Each line of the data has to be retyped exactly as it is.

■ RECORDS:
—————

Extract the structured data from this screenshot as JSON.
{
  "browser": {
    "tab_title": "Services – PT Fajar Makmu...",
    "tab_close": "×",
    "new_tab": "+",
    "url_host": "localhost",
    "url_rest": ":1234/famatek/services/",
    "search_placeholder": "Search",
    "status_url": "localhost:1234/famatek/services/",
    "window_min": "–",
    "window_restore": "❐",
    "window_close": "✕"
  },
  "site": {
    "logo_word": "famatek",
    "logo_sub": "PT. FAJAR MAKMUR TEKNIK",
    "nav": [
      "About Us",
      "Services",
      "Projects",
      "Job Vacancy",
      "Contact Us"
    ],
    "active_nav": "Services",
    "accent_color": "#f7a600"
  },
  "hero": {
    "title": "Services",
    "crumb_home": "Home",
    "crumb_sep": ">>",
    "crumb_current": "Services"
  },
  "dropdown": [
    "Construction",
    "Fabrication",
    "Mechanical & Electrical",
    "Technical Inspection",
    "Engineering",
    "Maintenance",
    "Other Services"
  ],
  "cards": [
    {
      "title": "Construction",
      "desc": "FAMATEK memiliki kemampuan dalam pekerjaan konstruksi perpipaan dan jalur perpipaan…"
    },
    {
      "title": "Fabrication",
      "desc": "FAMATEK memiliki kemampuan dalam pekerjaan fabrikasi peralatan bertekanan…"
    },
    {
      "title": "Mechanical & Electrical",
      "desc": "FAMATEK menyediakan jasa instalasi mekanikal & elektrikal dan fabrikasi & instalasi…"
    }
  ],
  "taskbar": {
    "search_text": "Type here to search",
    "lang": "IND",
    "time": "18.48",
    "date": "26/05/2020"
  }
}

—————

■ OUTPUT OF THE EXERCISE:
Extract the structured data from this screenshot as JSON.
{
  "browser": {
    "tab_title": "Services – PT Fajar Makmu...",
    "tab_close": "×",
    "new_tab": "+",
    "url_host": "localhost",
    "url_rest": ":1234/famatek/services/",
    "search_placeholder": "Search",
    "status_url": "localhost:1234/famatek/services/",
    "window_min": "–",
    "window_restore": "❐",
    "window_close": "✕"
  },
  "site": {
    "logo_word": "famatek",
    "logo_sub": "PT. FAJAR MAKMUR TEKNIK",
    "nav": [
      "About Us",
      "Services",
      "Projects",
      "Job Vacancy",
      "Contact Us"
    ],
    "active_nav": "Services",
    "accent_color": "#f7a600"
  },
  "hero": {
    "title": "Services",
    "crumb_home": "Home",
    "crumb_sep": ">>",
    "crumb_current": "Services"
  },
  "dropdown": [
    "Construction",
    "Fabrication",
    "Mechanical & Electrical",
    "Technical Inspection",
    "Engineering",
    "Maintenance",
    "Other Services"
  ],
  "cards": [
    {
      "title": "Construction",
      "desc": "FAMATEK memiliki kemampuan dalam pekerjaan konstruksi perpipaan dan jalur perpipaan…"
    },
    {
      "title": "Fabrication",
      "desc": "FAMATEK memiliki kemampuan dalam pekerjaan fabrikasi peralatan bertekanan…"
    },
    {
      "title": "Mechanical & Electrical",
      "desc": "FAMATEK menyediakan jasa instalasi mekanikal & elektrikal dan fabrikasi & instalasi…"
    }
  ],
  "taskbar": {
    "search_text": "Type here to search",
    "lang": "IND",
    "time": "18.48",
    "date": "26/05/2020"
  }
}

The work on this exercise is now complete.